=== Interface dataset entries ===
•••
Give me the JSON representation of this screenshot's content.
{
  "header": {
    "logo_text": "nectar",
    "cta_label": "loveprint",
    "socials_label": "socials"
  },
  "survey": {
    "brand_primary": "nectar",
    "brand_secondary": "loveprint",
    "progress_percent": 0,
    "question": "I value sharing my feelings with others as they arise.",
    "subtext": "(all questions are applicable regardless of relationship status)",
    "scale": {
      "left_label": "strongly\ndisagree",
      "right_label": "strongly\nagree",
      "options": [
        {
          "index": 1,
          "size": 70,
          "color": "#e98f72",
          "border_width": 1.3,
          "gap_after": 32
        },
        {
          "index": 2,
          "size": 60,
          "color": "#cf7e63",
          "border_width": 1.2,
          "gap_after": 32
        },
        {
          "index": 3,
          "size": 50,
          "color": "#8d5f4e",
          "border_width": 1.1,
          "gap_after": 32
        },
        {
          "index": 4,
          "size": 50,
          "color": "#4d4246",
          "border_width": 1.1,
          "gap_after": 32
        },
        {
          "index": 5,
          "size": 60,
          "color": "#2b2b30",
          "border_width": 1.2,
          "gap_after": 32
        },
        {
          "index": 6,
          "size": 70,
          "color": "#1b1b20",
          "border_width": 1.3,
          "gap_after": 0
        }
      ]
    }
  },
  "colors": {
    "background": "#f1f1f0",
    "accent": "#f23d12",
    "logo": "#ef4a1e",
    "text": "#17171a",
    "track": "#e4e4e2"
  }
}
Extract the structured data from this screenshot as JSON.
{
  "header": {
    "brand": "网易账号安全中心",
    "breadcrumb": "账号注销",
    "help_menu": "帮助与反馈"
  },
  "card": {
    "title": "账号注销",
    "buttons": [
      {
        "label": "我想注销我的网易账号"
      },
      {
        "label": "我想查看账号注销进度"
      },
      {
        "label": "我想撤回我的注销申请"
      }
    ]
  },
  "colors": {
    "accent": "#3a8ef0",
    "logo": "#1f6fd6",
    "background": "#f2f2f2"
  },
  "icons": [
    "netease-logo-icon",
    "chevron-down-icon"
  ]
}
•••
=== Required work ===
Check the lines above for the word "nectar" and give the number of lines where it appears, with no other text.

=== Solution below ===
2